However, the virus is not static. New variants of the SARS-CoV-2 virus are emerging frequently. Just as dangerous to human health, these variants tend to be more transmissible than the original. Variants have emerged in the UK, South Africa, South America, and North America and recent evidence around the new Novavax vaccine suggests that it is highly effective against the British variant but less so against the South African.
If some vaccines are likely to be less effective as new variants arise, it makes the argument for the rapid and global distribution of effective vaccines even stronger. Any delays to worldwide vaccine access will only prolong the pandemic. If some countries only get access to a vaccine by 2024, as some estimates suggest, then the virus could rage in some populations and may mutate to an extent that it renders the existing vaccines less effective, or in the worst case scenario ineffective.
However, high-income governments are already stockpiling vaccines to ensure that they can vaccinate their populations now, and in the immediate future, including those people in low-risk groups. And if new or updated vaccines are required to mitigate against new variants of the virus, the stockpiling may continue.

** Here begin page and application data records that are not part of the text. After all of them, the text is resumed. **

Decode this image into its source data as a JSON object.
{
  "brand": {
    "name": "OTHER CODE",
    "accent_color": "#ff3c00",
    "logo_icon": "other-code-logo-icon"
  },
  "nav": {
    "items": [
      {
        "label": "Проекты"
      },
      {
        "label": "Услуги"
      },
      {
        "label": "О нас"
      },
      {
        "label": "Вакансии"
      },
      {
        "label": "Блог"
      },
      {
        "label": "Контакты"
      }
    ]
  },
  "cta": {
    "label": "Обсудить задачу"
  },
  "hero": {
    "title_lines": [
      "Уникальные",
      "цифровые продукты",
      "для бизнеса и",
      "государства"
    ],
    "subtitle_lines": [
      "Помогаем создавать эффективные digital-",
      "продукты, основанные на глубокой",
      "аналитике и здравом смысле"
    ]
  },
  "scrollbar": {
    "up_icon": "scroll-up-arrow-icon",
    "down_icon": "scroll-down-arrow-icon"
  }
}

Also, the nature of the global economic system means that hoarding vaccines may lead to further losses in global economic output. This is because economies worldwide are closely interlinked and a prolonged pandemic in low-income countries will cost high-income countries more than if they funded vaccine distribution in poorer nations.
Read the full article about KEYWORD by Marco Hafner and Christian Van Stolk at RAND Corporation.